A church harvest supper in a village pub ended in tragedy when a member of the congregation was killed and 31 others suffered food poisoning after eating a shepherd’s pie filled with hash that had was poorly prepared by a chef in a hurry.
Elizabeth Neuman, 92, vomited several times after eating the pie and died as other parishioners fell “from an unpleasant illness” and three of those present only escaped because they were vegetarians, the Reading Court learned.
The cook, John Croucher, who at the time was a chef at Crewe Arms in the Northamptonshire village of Hinton-in-the-Hedges, was given a four-month prison sentence, suspended for 12 months, after have admitted a charge of food regulation violation.
Defending himself in court, Croucher, 40, said: “I hate to say it, I really hate to say it, but I think I was rushed. I was rushing. He said he had worked in kitchens for 20 years and was now “a better chef” due to “horrible and horrible circumstances”.
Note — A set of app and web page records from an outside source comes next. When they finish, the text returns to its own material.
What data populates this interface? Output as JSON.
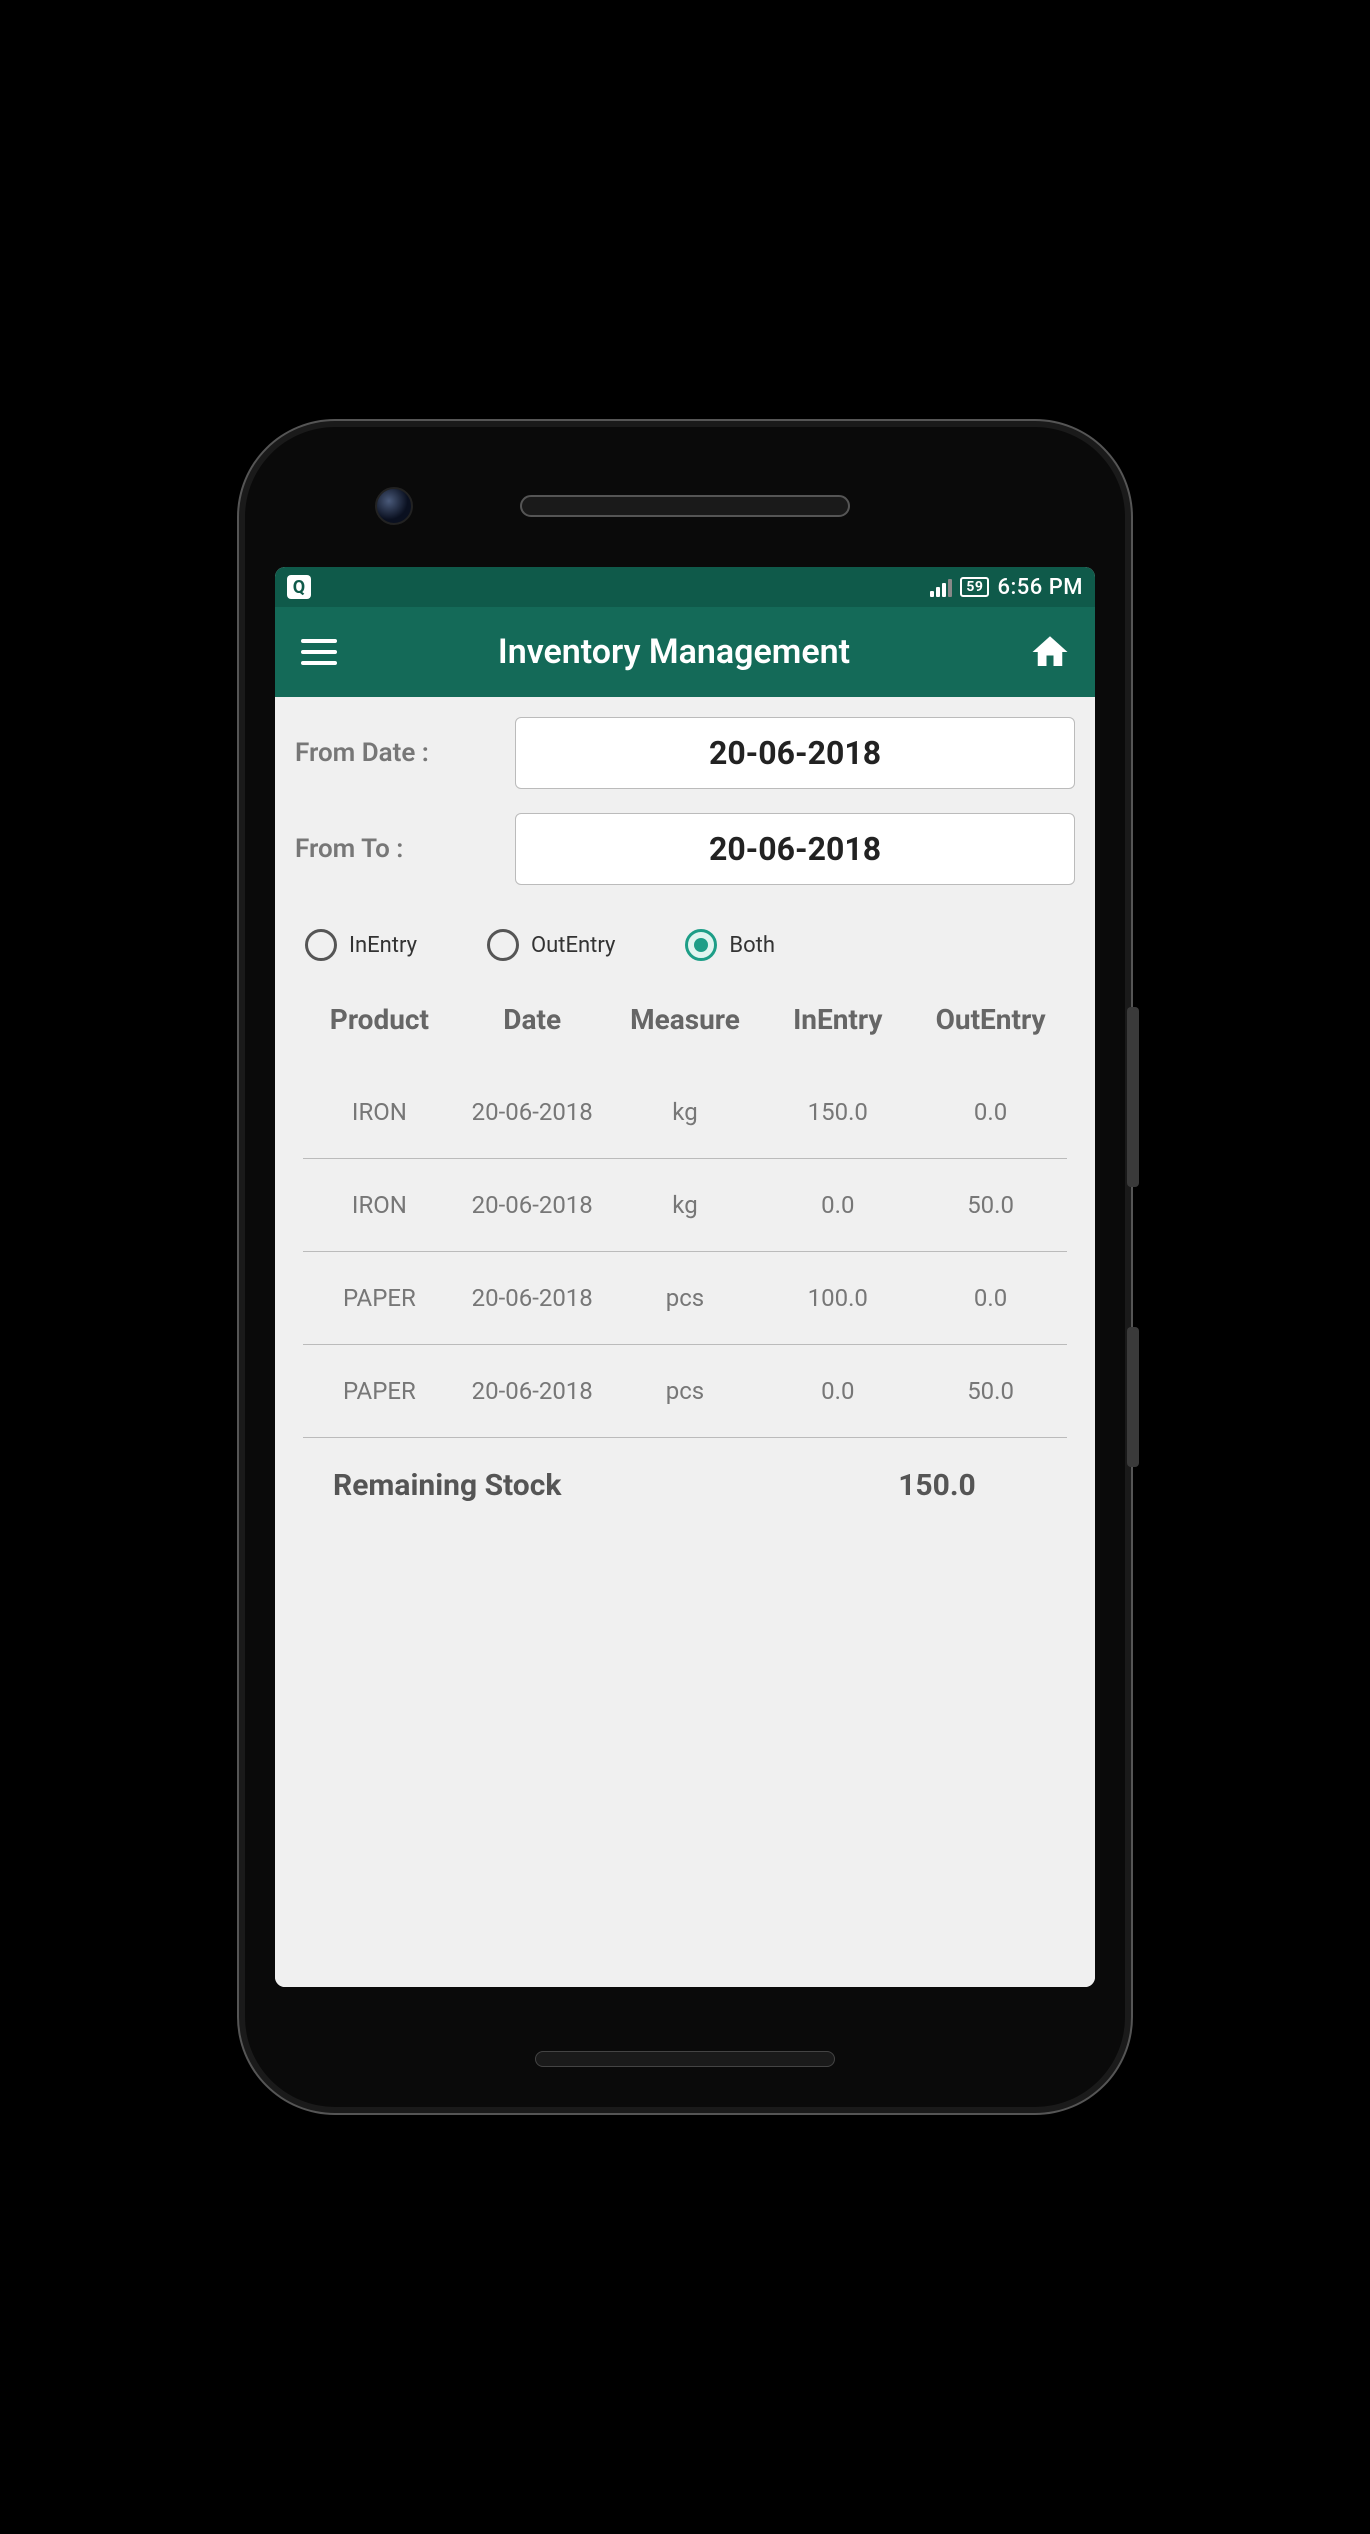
{
  "status_bar": {
    "battery_level": "59",
    "time": "6:56 PM"
  },
  "app_bar": {
    "title": "Inventory Management"
  },
  "filters": {
    "from_date_label": "From Date :",
    "from_date_value": "20-06-2018",
    "to_date_label": "From To :",
    "to_date_value": "20-06-2018",
    "radio_options": {
      "in": "InEntry",
      "out": "OutEntry",
      "both": "Both"
    },
    "selected": "both"
  },
  "table": {
    "headers": {
      "product": "Product",
      "date": "Date",
      "measure": "Measure",
      "in": "InEntry",
      "out": "OutEntry"
    },
    "rows": [
      {
        "product": "IRON",
        "date": "20-06-2018",
        "measure": "kg",
        "in": "150.0",
        "out": "0.0"
      },
      {
        "product": "IRON",
        "date": "20-06-2018",
        "measure": "kg",
        "in": "0.0",
        "out": "50.0"
      },
      {
        "product": "PAPER",
        "date": "20-06-2018",
        "measure": "pcs",
        "in": "100.0",
        "out": "0.0"
      },
      {
        "product": "PAPER",
        "date": "20-06-2018",
        "measure": "pcs",
        "in": "0.0",
        "out": "50.0"
      }
    ]
  },
  "summary": {
    "label": "Remaining Stock",
    "value": "150.0"
  }
}
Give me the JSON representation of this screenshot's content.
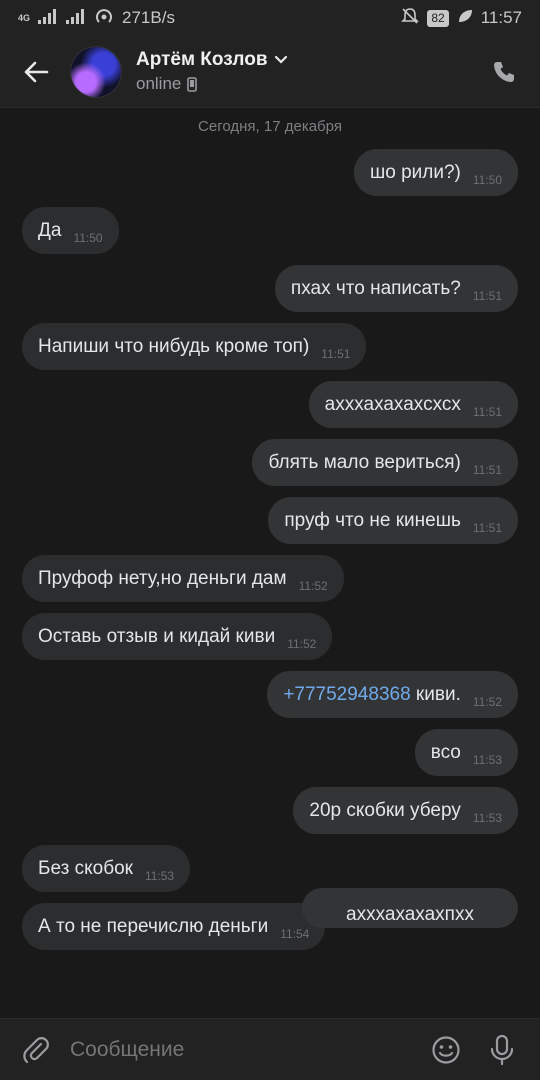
{
  "status_bar": {
    "net_tag": "4G",
    "speed": "271B/s",
    "battery": "82",
    "time": "11:57"
  },
  "header": {
    "contact_name": "Артём Козлов",
    "status": "online"
  },
  "chat": {
    "date_separator": "Сегодня, 17 декабря",
    "messages": [
      {
        "dir": "out",
        "text": "шо рили?)",
        "time": "11:50"
      },
      {
        "dir": "in",
        "text": "Да",
        "time": "11:50"
      },
      {
        "dir": "out",
        "text": "пхах что написать?",
        "time": "11:51"
      },
      {
        "dir": "in",
        "text": "Напиши что нибудь кроме топ)",
        "time": "11:51"
      },
      {
        "dir": "out",
        "text": "ахххахахахсхсх",
        "time": "11:51"
      },
      {
        "dir": "out",
        "text": "блять мало вериться)",
        "time": "11:51"
      },
      {
        "dir": "out",
        "text": "пруф что не кинешь",
        "time": "11:51"
      },
      {
        "dir": "in",
        "text": "Пруфоф нету,но деньги дам",
        "time": "11:52"
      },
      {
        "dir": "in",
        "text": "Оставь отзыв и кидай киви",
        "time": "11:52"
      },
      {
        "dir": "out",
        "link": "+77752948368",
        "text": " киви.",
        "time": "11:52"
      },
      {
        "dir": "out",
        "text": "всо",
        "time": "11:53"
      },
      {
        "dir": "out",
        "text": "20р скобки уберу",
        "time": "11:53"
      },
      {
        "dir": "in",
        "text": "Без скобок",
        "time": "11:53"
      },
      {
        "dir": "in",
        "text": "А то не перечислю деньги",
        "time": "11:54"
      }
    ],
    "partial_message": "ахххахахахпхх"
  },
  "composer": {
    "placeholder": "Сообщение"
  },
  "colors": {
    "background": "#19191a",
    "bar": "#222223",
    "bubble": "#2c2d2e",
    "link": "#71aaeb"
  },
  "icons": {
    "back": "arrow-left-icon",
    "call": "phone-icon",
    "device": "mobile-phone-icon",
    "attach": "paperclip-icon",
    "emoji": "smile-icon",
    "voice": "microphone-icon"
  }
}
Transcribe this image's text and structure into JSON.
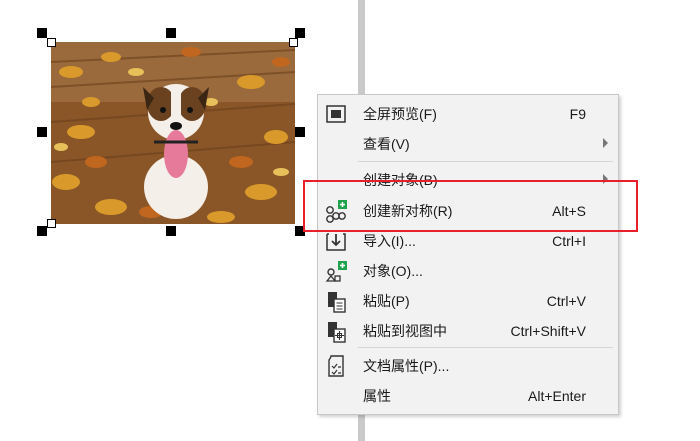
{
  "menu": {
    "items": [
      {
        "label": "全屏预览(F)",
        "shortcut": "F9",
        "icon": "fullscreen-preview-icon",
        "submenu": false
      },
      {
        "label": "查看(V)",
        "shortcut": "",
        "icon": "",
        "submenu": true
      },
      {
        "label": "创建对象(B)",
        "shortcut": "",
        "icon": "",
        "submenu": true
      },
      {
        "label": "创建新对称(R)",
        "shortcut": "Alt+S",
        "icon": "symmetry-icon",
        "submenu": false
      },
      {
        "label": "导入(I)...",
        "shortcut": "Ctrl+I",
        "icon": "import-icon",
        "submenu": false
      },
      {
        "label": "对象(O)...",
        "shortcut": "",
        "icon": "objects-icon",
        "submenu": false
      },
      {
        "label": "粘贴(P)",
        "shortcut": "Ctrl+V",
        "icon": "paste-icon",
        "submenu": false
      },
      {
        "label": "粘贴到视图中",
        "shortcut": "Ctrl+Shift+V",
        "icon": "paste-in-view-icon",
        "submenu": false
      },
      {
        "label": "文档属性(P)...",
        "shortcut": "",
        "icon": "document-properties-icon",
        "submenu": false
      },
      {
        "label": "属性",
        "shortcut": "Alt+Enter",
        "icon": "",
        "submenu": false
      }
    ]
  },
  "colors": {
    "highlight": "#e8202a",
    "menu_bg": "#f2f2f2",
    "accent_green": "#1ea34a"
  }
}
He added: “remorse is an understatement. It is something that I will never forget. Because of this I’m a better chef and it’s just a shame the cost must have been what it was.
Judge Sarah Campbell said: “On October 8, 2018, 35 villagers came to Crewe Arms for a harvest meal. Thirty-two people ate the shepherd’s pie. A healthy person died from gastrointestinal bleeding caused by vomiting. No sentence that I pronounce can reflect the loss caused to the family.
“Croucher was the chef that night. The mince was not cooked properly and was placed in a saucepan with ice water. Croucher needed to go, so put the mince in cling film and put it in the fridge overnight. After leaving it, he baked it again and added hot mashed potatoes. It did not take the temperature when it was served.
The court heard that members of the Holy Trinity Church congregation did not want retaliation against the pub, its owner, Neil Billingham, or Croucher, who no longer works there.
But the judge expressed concern over the pub’s record, saying: “The Crewe Arms is an important pub for the local community. I have read many references from community members. They all said it was a one-time mistake, but based on the evidence, it wasn’t a one-time mistake.
“The pub should have taken steps to improve. Inspections in 2015 gave it three stars and in 2017 only gave it one star.
Defending Billingham and his company, the Bobcat Pub Co, Christopher Hopkins told the judge: “You will see Billingham visited the local residents who were affected shortly after, to apologize for the incident. He also asks me to express his condolences to the Neuman family on his behalf.
Billingham, of Northampton, who admitted three food violation charges was fined £ 9,000 and court costs £ 1,000. His company has been fined almost £ 3,000.